My friend had a party before. She suggested I invite my own friends, but I didn’t feel like it. This is partly about not really trusting them. Will anyone really care to come?
I was gone for three years. Very few people in the US chose to stay in touch with me. I didn’t try that hard, and they tried less hard. I acknowledge this might be because I was not able to really form relationships that well, and there may be little bond between us. Or I chose people who could not bond. Or nothing.
But also, I didn’t want to manage more. I didn’t want people from different parts of my life to come together and force me to have to juggle those different parts at the same time.
I am aware that many situations that I encounter I am looking at now with fresh eyes, and so there are fairly routine and ordinary experiences that are more cognitively demanding than I might expect. I am working pretty hard already.
But my friend is a professor at the college I attended, so some of her friends are people I have some tie with already. Not all of them, because many of the faculty who were there when I was a student have retired or even passed away, but also I have known my friend for more than 20 years, and gone to her parties for that long, and people return. So it wasn’t that I didn’t know anyone.
Socially, I felt more successful than usual. Not that I typically look back on social situations and feel I didn’t do well. I tend not to assess my social performance. Maybe I ought to. It’s more than they frequently feel like an unpleasant chore that needs to be done. Something like dusting.
I had actually not realized that before–that I actually do not enjoy a lot of social situations. They are often these things that I do in order to give the appearance of normalcy, or so that the people I do care about don’t feel neglected. I think this happens because juggling my own feelings inside and trying to carry on in a sort of normal way is just so difficult that I feel drained afterward. I just don’t end up actually forming connections that often. Occasionally, I do. Very often, they are things I just survive.
I did also notice there were off-putting things I might have said in the past in moments of discomfort that I did not say this time. It was interesting to realize that I knew, in fact, what those moments might have been, although when I did do them, I didn’t feel aware of it. Apparently, some part of me was. Some part of me understood, “I don’t feel safe and I am now going to push people away.”
I also had time to reflect as I was talking to people what made some conversations with more pleasurable than others. Some of it was how much they were interested in talking about me, and whether there was a sense of give-and-take. When someone holds forth, it’s pretty dreadful. But I also realized a lot of it is simply eye-contact, and whether someone checks your responses as they are talking.

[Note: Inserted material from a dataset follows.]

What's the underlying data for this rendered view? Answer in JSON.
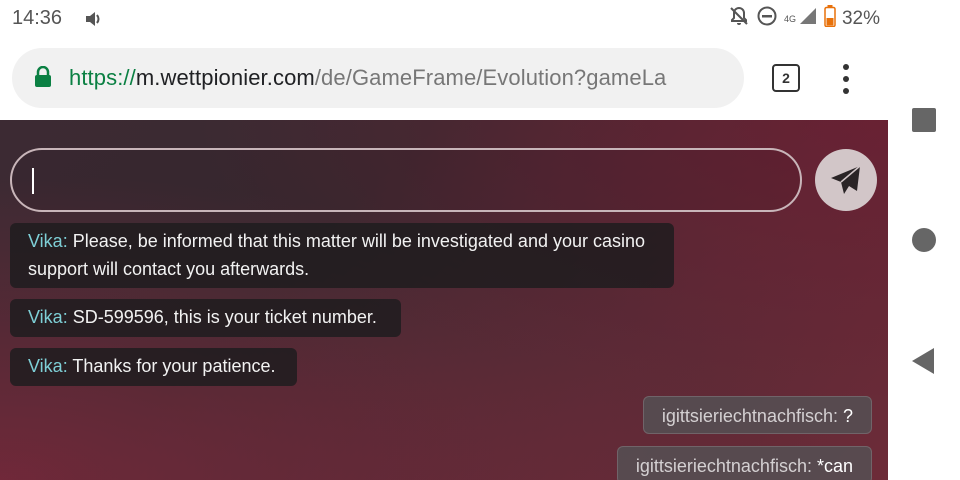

There is one person I talked with who really did not make very much eye contact, didn’t take turns very much in speaking, and it occurred to me that there was nothing wrong with what she was saying. It was perfectly interesting. It was the sense of being a part of what she was saying that made the difference. She looked sort of around people or between people. There was almost the sense that she might be looking around you eyes rather than directly at them.
I think that has happened to me in the past. I learned no one could really want me or be interested in me, and so avoided having to confront that question by not looking.
It turns out this sense of message of not being interested in other people. In some people, it can look like holding court, and in others it just creates a sense of boredom.
I might have been especially attentive to this because my friend’s adult son is autistic, and he had invited some of his friends, whom he knows through a group that creates social opportunities for adults on the spectrum. It gives perspective when you move from a conversation with someone who actually can’t and does not know how to make appropriate eye contact or how to take turns in a conversation with someone who chooses not to for other reasons.
I have a theory about how this has impacted me–my preconceived of not being someone who could be wanted. Other than maybe I have bored people when I did try to talk, not because I having nothing interesting to say to anyone, but because I am afraid to make eye contact at comfortable intervals.
I think I had to be able to manage my painful emotions well enough to understand in a conscious, declarative way why I have them. My feelings aren’t wrong. They are providing me with information about my world, but the disconnect between my felt world and the world I thought about were so far removed from each other that I could not make sense of what I felt well enough to proceed with life in a coherent and organized way.
What was missing for a long time were the tools to do this. I spent far too long trying harder. One of the important pieces was actually being able to use safe people to help me calm down, instead of trying to do everything myself. I did a lot of just breathing, just trying to help my physiological self. However, physical proximity to someone who feels safe is immensely powerful. It just gives a huge leg up, even if the physical proximity is pretty remote: a memory even. I am sure therapy is supposed to do this, but it didn’t. But I think I also made myself safer by being better at relationships.
Anyway, what it means to me is that in the past, something like my conversation partner might be feeling bored never got worked out, because the sense of being unwanted triggered a traumatic state that shut down my prefrontal cortex. Either I ran away, pushed my conversation partner away, or avoided taking that information in altogether.
What I am getting at is that when I can keep my mind engaged long enough to know that my parents didn’t want me and this is, experientially and sensorially, this is how that felt and looked and sounded when they didn’t want me, then I can respond to the present situation in a more effective way.